_Exercise prompt:_ Which of the lines below contain the string "icon"? Copy each one.

+++

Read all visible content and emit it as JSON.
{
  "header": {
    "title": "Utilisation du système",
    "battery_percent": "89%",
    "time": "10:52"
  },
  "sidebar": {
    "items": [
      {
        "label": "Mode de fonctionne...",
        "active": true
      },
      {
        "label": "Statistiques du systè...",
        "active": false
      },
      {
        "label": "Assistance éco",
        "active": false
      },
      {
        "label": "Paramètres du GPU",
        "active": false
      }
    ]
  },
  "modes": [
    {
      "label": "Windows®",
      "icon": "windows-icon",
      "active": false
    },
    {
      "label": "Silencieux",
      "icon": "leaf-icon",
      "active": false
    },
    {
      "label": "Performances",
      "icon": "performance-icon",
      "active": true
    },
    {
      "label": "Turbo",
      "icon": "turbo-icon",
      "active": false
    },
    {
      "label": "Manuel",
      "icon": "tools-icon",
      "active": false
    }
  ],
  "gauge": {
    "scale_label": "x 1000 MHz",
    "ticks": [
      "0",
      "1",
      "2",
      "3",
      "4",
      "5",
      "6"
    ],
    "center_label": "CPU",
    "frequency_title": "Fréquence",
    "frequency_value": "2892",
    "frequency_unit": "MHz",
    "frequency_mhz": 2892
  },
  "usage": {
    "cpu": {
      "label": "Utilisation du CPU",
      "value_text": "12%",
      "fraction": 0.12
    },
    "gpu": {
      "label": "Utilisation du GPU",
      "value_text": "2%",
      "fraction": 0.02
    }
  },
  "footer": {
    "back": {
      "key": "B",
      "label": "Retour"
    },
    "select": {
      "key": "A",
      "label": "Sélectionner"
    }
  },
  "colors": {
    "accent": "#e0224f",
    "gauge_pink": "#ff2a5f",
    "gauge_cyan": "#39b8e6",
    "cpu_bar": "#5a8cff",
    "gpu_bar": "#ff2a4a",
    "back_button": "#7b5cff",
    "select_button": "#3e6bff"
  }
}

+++

_Answer section:_
      "icon": "windows-icon",
      "icon": "leaf-icon",
      "icon": "performance-icon",
      "icon": "turbo-icon",
      "icon": "tools-icon",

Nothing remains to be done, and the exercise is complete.